- [WHAT TO DO] A word-for-word copy of the listing is required, and it must contain no pictures.

----

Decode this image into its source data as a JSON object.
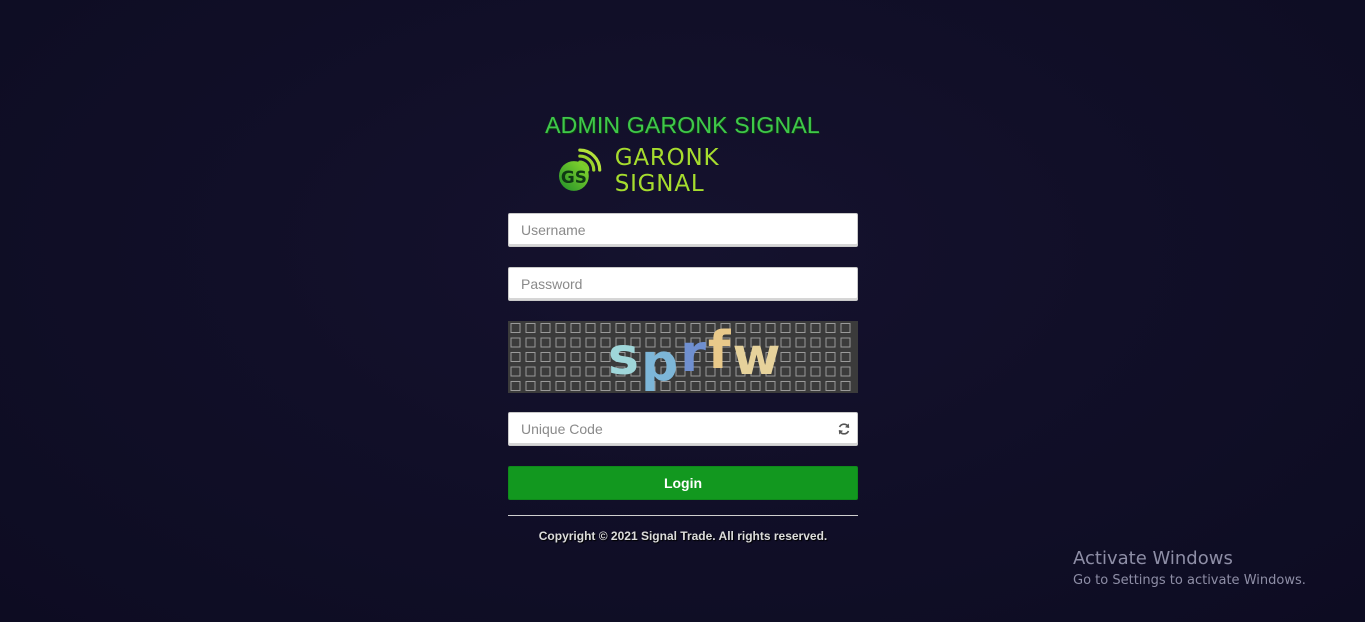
{
  "header": {
    "admin_title": "ADMIN GARONK SIGNAL",
    "brand_name": "GARONK SIGNAL",
    "logo_icon": "garonk-signal-logo-icon",
    "title_color": "#3fc84a",
    "brand_color": "#a6dc2e"
  },
  "login_form": {
    "username_placeholder": "Username",
    "password_placeholder": "Password",
    "captcha_text": "sprfw",
    "captcha_colors": [
      "#9fd6d9",
      "#7db6d8",
      "#6f8fd0",
      "#e9c98a",
      "#e6d29b"
    ],
    "unique_code_placeholder": "Unique Code",
    "refresh_icon": "refresh-icon",
    "login_label": "Login",
    "login_color": "#12981f"
  },
  "footer": {
    "copyright": "Copyright © 2021 Signal Trade. All rights reserved."
  },
  "os_watermark": {
    "title": "Activate Windows",
    "subtitle": "Go to Settings to activate Windows."
  }
}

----

- [TASK ANSWER]
Decode this image into its source data as a JSON object.
{
  "header": {
    "admin_title": "ADMIN GARONK SIGNAL",
    "brand_name": "GARONK SIGNAL",
    "logo_icon": "garonk-signal-logo-icon",
    "title_color": "#3fc84a",
    "brand_color": "#a6dc2e"
  },
  "login_form": {
    "username_placeholder": "Username",
    "password_placeholder": "Password",
    "captcha_text": "sprfw",
    "captcha_colors": [
      "#9fd6d9",
      "#7db6d8",
      "#6f8fd0",
      "#e9c98a",
      "#e6d29b"
    ],
    "unique_code_placeholder": "Unique Code",
    "refresh_icon": "refresh-icon",
    "login_label": "Login",
    "login_color": "#12981f"
  },
  "footer": {
    "copyright": "Copyright © 2021 Signal Trade. All rights reserved."
  },
  "os_watermark": {
    "title": "Activate Windows",
    "subtitle": "Go to Settings to activate Windows."
  }
}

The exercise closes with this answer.